In general, though, Sotomayor's record does not show judicial activism. The nonpartisan Congressional Research Service's analysis noted that her opinions reveal "a dislike for situations in which the court might be seen as overstepping its judicial role." In Hankins v. Lyght, she even criticized her appeals court colleagues for violating "a cardinal principle of judicial restraint" by needlessly considering a constitutional issue. During her confirmation hearings, she stressed her belief that "the task of a judge is not to make law; it is to apply the law."

Like many people, I was troubled by Sotomayor's decision in the Ricci case and her now infamous statement about a "wise Latina." I wondered whether they revealed a permanent bias and whether she is capable of approaching all cases impartially.

I found reassurance in her long judicial record, which shows no pattern of systematic bias. Of 96 race-related cases on which Sotomayor issued a decision, she found discrimination in only 10, and nine of those decisions were unanimous. Despite some objectionable comments in speeches, when it comes to deciding cases, Sotomayor's record overwhelmingly shows impartiality on racial issues.

That does not mean I am sanguine about the prospect of a new lifetime member of the Supreme Court making decisions with which I disagree. But judges' qualifications should matter more than ideology, as long as the ideology is within the mainstream.
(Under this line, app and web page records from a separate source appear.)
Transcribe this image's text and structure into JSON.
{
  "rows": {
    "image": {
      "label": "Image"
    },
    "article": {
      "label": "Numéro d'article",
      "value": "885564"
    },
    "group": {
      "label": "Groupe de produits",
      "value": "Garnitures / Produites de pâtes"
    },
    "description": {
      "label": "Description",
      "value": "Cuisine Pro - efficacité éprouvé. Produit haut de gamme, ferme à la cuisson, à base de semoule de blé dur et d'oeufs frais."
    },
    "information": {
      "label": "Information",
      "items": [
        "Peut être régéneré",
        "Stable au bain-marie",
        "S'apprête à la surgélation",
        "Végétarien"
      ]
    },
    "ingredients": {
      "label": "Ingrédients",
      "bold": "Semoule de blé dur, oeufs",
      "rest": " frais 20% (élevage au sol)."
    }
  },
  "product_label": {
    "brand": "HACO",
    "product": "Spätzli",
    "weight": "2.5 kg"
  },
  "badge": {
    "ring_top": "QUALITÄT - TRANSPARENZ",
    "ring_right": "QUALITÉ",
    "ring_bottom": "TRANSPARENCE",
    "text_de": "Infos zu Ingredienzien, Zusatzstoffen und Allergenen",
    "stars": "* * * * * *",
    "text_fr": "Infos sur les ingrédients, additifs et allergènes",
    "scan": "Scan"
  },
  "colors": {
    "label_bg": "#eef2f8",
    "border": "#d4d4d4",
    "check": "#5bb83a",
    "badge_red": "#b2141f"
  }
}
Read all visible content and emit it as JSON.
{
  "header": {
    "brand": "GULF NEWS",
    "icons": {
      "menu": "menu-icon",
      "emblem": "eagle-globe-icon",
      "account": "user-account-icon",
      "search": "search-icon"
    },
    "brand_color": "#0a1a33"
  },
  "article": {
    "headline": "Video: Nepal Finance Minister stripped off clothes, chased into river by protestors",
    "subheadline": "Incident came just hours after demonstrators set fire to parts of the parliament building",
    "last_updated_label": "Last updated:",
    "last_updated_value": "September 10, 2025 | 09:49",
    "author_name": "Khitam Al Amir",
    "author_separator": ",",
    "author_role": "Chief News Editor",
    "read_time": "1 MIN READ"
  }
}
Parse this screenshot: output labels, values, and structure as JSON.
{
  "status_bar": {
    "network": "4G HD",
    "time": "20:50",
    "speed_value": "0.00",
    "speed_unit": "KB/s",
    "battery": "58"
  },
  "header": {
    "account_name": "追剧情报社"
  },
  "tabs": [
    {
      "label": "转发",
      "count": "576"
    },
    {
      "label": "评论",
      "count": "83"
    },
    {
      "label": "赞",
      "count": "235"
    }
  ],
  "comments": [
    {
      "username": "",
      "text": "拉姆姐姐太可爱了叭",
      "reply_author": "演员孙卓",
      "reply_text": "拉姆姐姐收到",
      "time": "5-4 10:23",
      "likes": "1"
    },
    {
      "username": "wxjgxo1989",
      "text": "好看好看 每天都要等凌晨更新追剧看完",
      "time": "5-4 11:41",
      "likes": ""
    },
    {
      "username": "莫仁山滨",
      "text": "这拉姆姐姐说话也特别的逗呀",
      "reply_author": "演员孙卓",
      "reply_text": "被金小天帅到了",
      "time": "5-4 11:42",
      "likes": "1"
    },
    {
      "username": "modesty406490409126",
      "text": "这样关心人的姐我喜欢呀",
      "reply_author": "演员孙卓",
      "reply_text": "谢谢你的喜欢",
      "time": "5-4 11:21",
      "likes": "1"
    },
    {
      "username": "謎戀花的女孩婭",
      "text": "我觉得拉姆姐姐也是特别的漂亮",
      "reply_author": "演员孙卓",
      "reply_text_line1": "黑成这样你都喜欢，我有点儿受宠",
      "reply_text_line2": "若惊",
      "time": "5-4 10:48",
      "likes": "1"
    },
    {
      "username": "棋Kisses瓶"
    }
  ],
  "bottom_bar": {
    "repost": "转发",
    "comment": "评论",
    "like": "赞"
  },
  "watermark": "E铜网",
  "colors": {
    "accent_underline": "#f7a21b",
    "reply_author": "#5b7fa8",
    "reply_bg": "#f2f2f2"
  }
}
Ideology is important when it comes to electing public officials. In a state such as Pennsylvania, where voters elect judges, ideology can play a legitimate role in judicial elections. But in our federal constitutional framework, judicial nominations are shielded from voters.

In the federal system, judicial ideology is dealt with when we elect a president. When a president of one party is elected, the proper role of the opposing party is not to go on politically charged ideological campaigns against judicial nominees. It should be limited to determining whether a nominee is well-qualified and within the legal mainstream.

As a former member of Congress, I observed the transformation of the confirmation process into the spectacle it has become in recent years. Judge Robert Bork's personal movie-rental records were examined. Alito was asked about a college student organization he participated in decades earlier. This sordid kind of questioning serves only one purpose: assassinating a nominee's character because of presumed ideological disagreements.

Throughout most of our history, Supreme Court confirmations were not like that. The change has harmed the country and undermined the public's crucial faith in the independence and integrity in the judiciary.

This disturbing trend must stop. The Supreme Court must not become just another political body in which partisanship and ideology rule.

We Republicans have long said that the role of the Senate with respect to judges is to provide "advice and consent," not to thoughtlessly veto based on ideology. Our principles have to apply whether we are in the majority or the minority.